Personal Project: Grandparents
I started this project in April of 2016, and the idea for it was initially shaped by the adventures of my relatively shitty dating life. After countless “swipes left” and a number of underwhelming dates, I figured it would be interesting to spend time with a couple that has put some miles on their relationship.
The concept for the project was simple – photograph the day-to-day life of my grandparents. I’d spend anywhere between 30 minutes to 4 hours at my grandparent’s place at any given time, with my camera ready to go. At first, it was a little awkward being there just as a photographer and not as their granddaughter. My grandma and I made an agreement that I’d be there simply to observe – though given the nature of my grandfather’s condition, it was often difficult to just watch my grandma do everything on her own and not offer a helping hand.
All my childhood memories have my grandparents in them; they practically raised me. In all the times spent together and all the hardships my family went through, they never once showed any signs of weakness – and that’s what I’ve always known. Seeing them through my lens – vulnerable, fragile – wasn’t an easy task, to say the least.

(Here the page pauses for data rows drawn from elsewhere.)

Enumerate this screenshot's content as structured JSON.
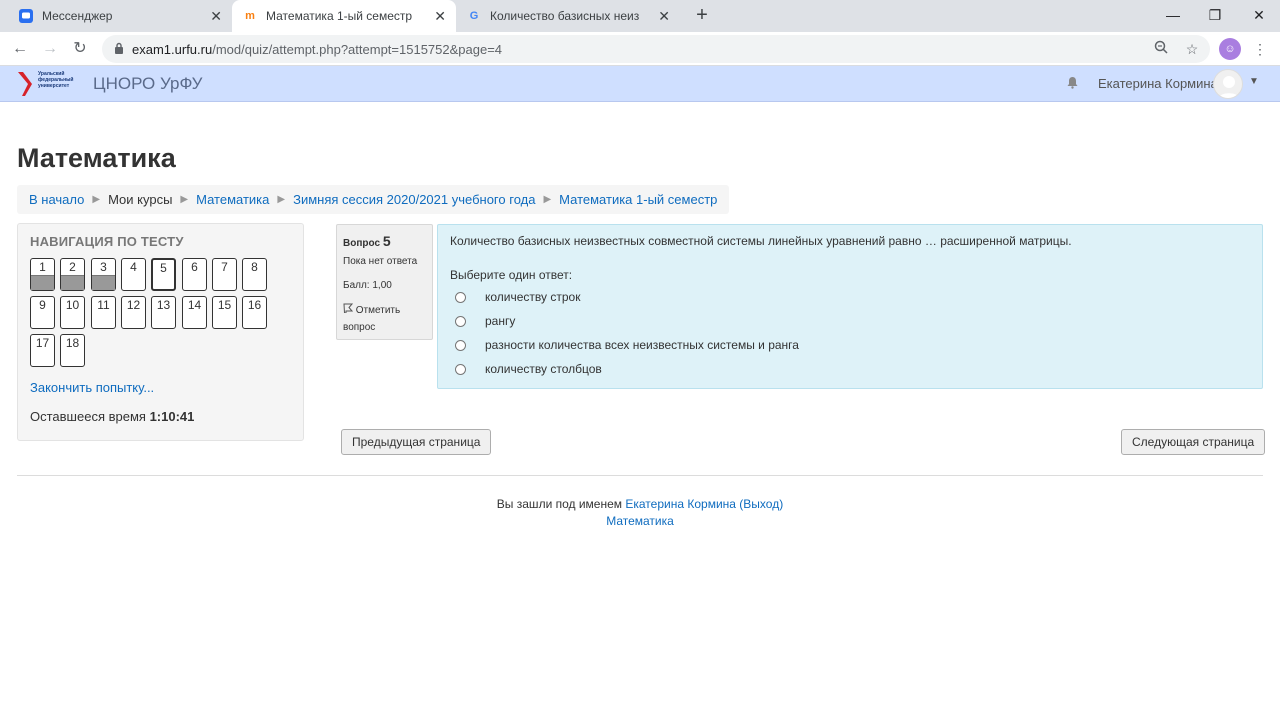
{
  "browser": {
    "tabs": [
      {
        "title": "Мессенджер"
      },
      {
        "title": "Математика 1-ый семестр"
      },
      {
        "title": "Количество базисных неизвест"
      }
    ],
    "url_host": "exam1.urfu.ru",
    "url_path": "/mod/quiz/attempt.php?attempt=1515752&page=4"
  },
  "header": {
    "logo_lines": [
      "Уральский",
      "федеральный",
      "университет"
    ],
    "site_name": "ЦНОРО УрФУ",
    "user_name": "Екатерина Кормина"
  },
  "page": {
    "title": "Математика",
    "breadcrumb": [
      {
        "label": "В начало",
        "link": true
      },
      {
        "label": "Мои курсы",
        "link": false
      },
      {
        "label": "Математика",
        "link": true
      },
      {
        "label": "Зимняя сессия 2020/2021 учебного года",
        "link": true
      },
      {
        "label": "Математика 1-ый семестр",
        "link": true
      }
    ]
  },
  "quiz_nav": {
    "heading": "НАВИГАЦИЯ ПО ТЕСТУ",
    "questions": [
      {
        "n": "1",
        "state": "answered"
      },
      {
        "n": "2",
        "state": "answered"
      },
      {
        "n": "3",
        "state": "answered"
      },
      {
        "n": "4",
        "state": "notyet"
      },
      {
        "n": "5",
        "state": "current"
      },
      {
        "n": "6",
        "state": "notyet"
      },
      {
        "n": "7",
        "state": "notyet"
      },
      {
        "n": "8",
        "state": "notyet"
      },
      {
        "n": "9",
        "state": "notyet"
      },
      {
        "n": "10",
        "state": "notyet"
      },
      {
        "n": "11",
        "state": "notyet"
      },
      {
        "n": "12",
        "state": "notyet"
      },
      {
        "n": "13",
        "state": "notyet"
      },
      {
        "n": "14",
        "state": "notyet"
      },
      {
        "n": "15",
        "state": "notyet"
      },
      {
        "n": "16",
        "state": "notyet"
      },
      {
        "n": "17",
        "state": "notyet"
      },
      {
        "n": "18",
        "state": "notyet"
      }
    ],
    "finish_label": "Закончить попытку...",
    "time_label": "Оставшееся время",
    "time_value": "1:10:41"
  },
  "question": {
    "label": "Вопрос",
    "number": "5",
    "state": "Пока нет ответа",
    "grade": "Балл: 1,00",
    "flag_label": "Отметить вопрос",
    "text": "Количество базисных неизвестных совместной системы линейных уравнений равно … расширенной матрицы.",
    "prompt": "Выберите один ответ:",
    "options": [
      "количеству строк",
      "рангу",
      "разности количества всех неизвестных системы и ранга",
      "количеству столбцов"
    ]
  },
  "buttons": {
    "prev": "Предыдущая страница",
    "next": "Следующая страница"
  },
  "footer": {
    "logged_in_as": "Вы зашли под именем",
    "user_link": "Екатерина Кормина",
    "logout_link": "(Выход)",
    "course_link": "Математика"
  },
  "colors": {
    "header_bg": "#cfdfff",
    "link": "#0f6cbf",
    "question_bg": "#def2f8"
  }
}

Four years ago, my grandfather suffered a severe stroke and we were told he had a very small chance of survival. He lost his speech, his memory and his whole right side of the body was paralyzed. From the intensive care unit to the nursing home, my grandmother never left his side. She helped in teaching him how to read, write, do basic math – from scratch. After a year of him being in a nursing home – he started to suffer from severe depression and it was then that my grandmother decided to take it upon herself to take care of him full-time at home.
She developed a whole routine and now just goes through the motions. The mornings are the most difficult – and they’re all about him. Get him up, clean him up, get him dressed, change the sheets, wash the sheets (by hand), clean the room, cook breakfast and the list goes on and on.

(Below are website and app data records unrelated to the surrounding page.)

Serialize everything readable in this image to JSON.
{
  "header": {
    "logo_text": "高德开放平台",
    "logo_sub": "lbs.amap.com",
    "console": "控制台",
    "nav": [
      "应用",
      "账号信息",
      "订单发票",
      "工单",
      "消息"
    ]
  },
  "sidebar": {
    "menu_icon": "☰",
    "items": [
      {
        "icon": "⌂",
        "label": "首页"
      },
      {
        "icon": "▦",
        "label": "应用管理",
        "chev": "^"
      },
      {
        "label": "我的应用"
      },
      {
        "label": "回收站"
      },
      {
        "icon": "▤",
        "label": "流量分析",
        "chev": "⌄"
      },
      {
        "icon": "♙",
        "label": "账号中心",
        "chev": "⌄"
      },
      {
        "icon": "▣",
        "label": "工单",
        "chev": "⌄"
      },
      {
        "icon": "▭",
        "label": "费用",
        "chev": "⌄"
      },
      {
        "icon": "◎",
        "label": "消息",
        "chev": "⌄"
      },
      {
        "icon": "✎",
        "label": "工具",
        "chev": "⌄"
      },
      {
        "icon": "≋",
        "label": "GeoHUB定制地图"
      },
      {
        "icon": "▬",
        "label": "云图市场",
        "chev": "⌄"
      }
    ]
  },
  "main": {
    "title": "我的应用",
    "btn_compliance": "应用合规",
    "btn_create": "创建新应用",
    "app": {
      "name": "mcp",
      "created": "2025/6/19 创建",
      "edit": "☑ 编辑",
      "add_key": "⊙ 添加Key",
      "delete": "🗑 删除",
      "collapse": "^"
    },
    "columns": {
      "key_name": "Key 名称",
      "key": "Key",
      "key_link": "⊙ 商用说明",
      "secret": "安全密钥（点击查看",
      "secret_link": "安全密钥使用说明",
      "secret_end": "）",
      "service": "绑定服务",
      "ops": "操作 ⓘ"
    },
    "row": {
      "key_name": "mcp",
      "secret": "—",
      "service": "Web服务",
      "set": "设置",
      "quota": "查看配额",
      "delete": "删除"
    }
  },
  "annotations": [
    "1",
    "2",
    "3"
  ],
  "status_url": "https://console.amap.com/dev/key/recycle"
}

Each day provides its own set of challenges because of her own health complications, but she lives her life for him now.
What I find a little funny is that my grandmother never wanted to be married, she never really wanted kids, but back in the day (in the former Soviet Union), if you didn’t have a family – you didn’t have anything.

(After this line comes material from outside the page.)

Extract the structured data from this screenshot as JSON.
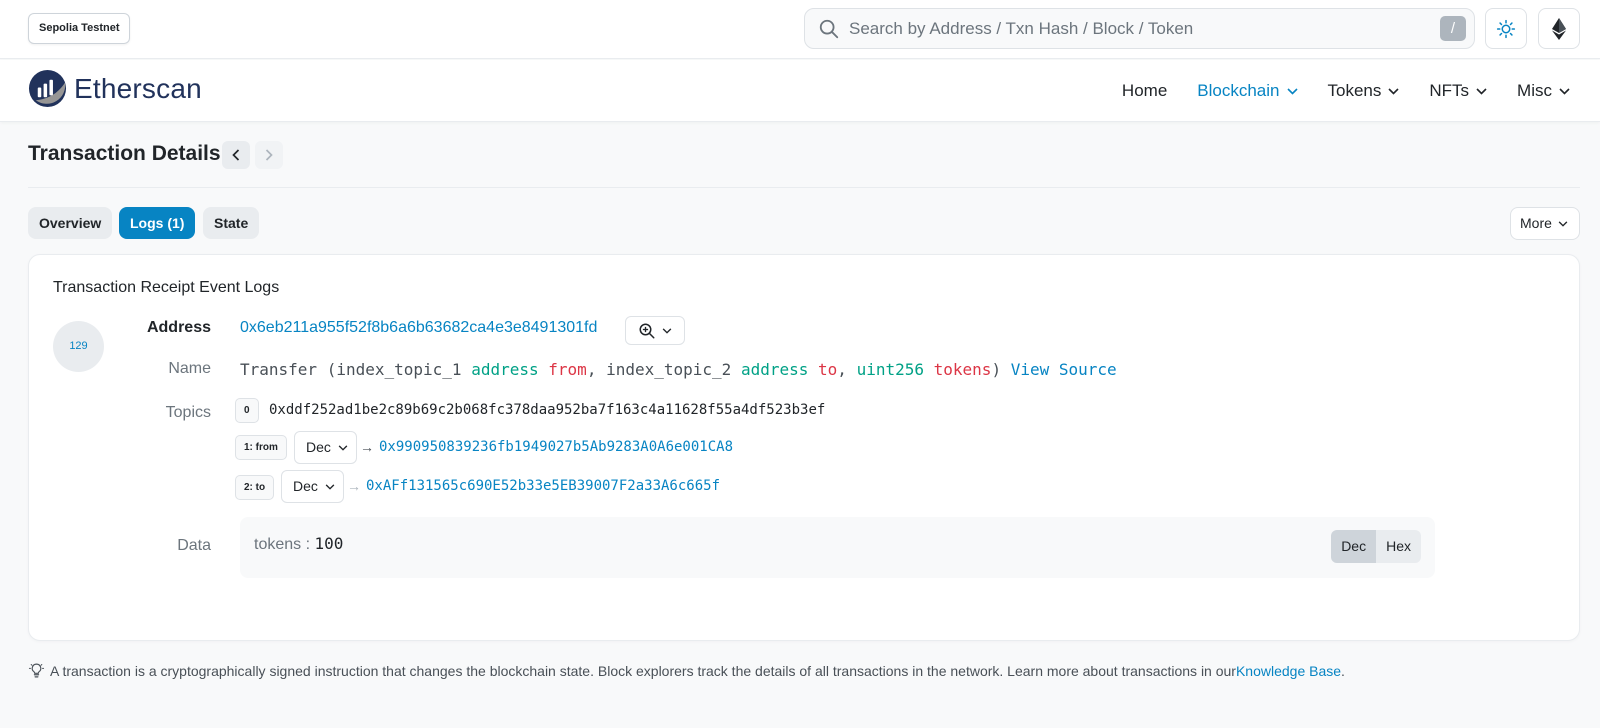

They met at a mutual friend’s birthday when she was 25 and he, going on 27. They dated for some months and got married. It was the norm for a woman to take care of her man and keep him on a pedestal, but my grandma was a little too strong-willed and career oriented for that. She’d cook, she’d clean – but in no way was her husband a number one priority. Once over dinner he told me that she was an amazing mother, a wonderful friend, that she has a heart of gold and would give the shirt off her back to someone more in-need, but she wasn’t a good wife.
Now, I can’t feel too terrible for my grandfather as he’s the most stubborn, emotionless robot to have ever lived – I’m sure she felt her fair share of disappointment as well, from time to time.
Divorce was never an option for them – they just had to “figure it out.” What I admire most is the beautiful friendship that they have built over the years.
She’s become very over-protective. Everything he does must be under her control. Though he relies on her for a lot of things, he still craves his independence and often gets frustrated with her. The biggest cause of all their arguments at this point is that she won’t let him get out of the wheelchair without her help and he often tries when she’s not looking.
When an artist creates a body of work, I think it’s important to have some sort of take-away, a learned lesson, to complement the finished piece.
And this was mine…
Some of us have an idea of what we want, what we offer and what we deserve when looking for a partner. Though I stand today knowing the answers to those questions, I didn’t when I started this project. Perhaps that explains the ‘terrible’ dates.
I feel like the millennial generation is used to having choices and a feeling of entitlement that as a result, they/we/I put unrealistic parameters when it comes to relationships, as well. A lot of it, and this of course is solely my personal opinion, has to do with the amount of options we actually have.
From our very first crush and into adulthood, we are told the eight magical words that are supposed to wipe away all our post-breakup blues: “there are plenty of fish in the sea.” And so, we move on to the next shiny thing, often without evaluating what had happened, or what role each person played in the relationship. Online dating specifically makes it extremely easy to switch partners like socks and keep us on our search for the next best thing. Dating shouldn’t be a sport.
I’m not saying that every relationship deserves an equal amount of effort. Some people are simply assholes and it’s great when we get to learn that fabulous trait early on. What I am saying though, is that it’s important to take a look within – because without knowing who we are, it’s hard to figure out what we need and want from someone else.
I know it hurts my grandparents, my grandmother especially, that marriage and kids aren’t a number one priority to me, but I’m starting to understand where they’re coming from. Being around them over the course of this project and looking at them objectively, I’ve developed a different perspective on relationships and what it means to be a good partner. Though I know their history and sometimes cannot understand how or why they stayed together, I know that they wouldn’t be where they are today if they had given up when times were bad, when their less than favorable traits dominated over the good ones or simply, when the relationship started to require commitment and work.
Something that was just supposed to be a beautiful memory of my grandparents, turned into a very important life lesson for me…and I’m glad it did.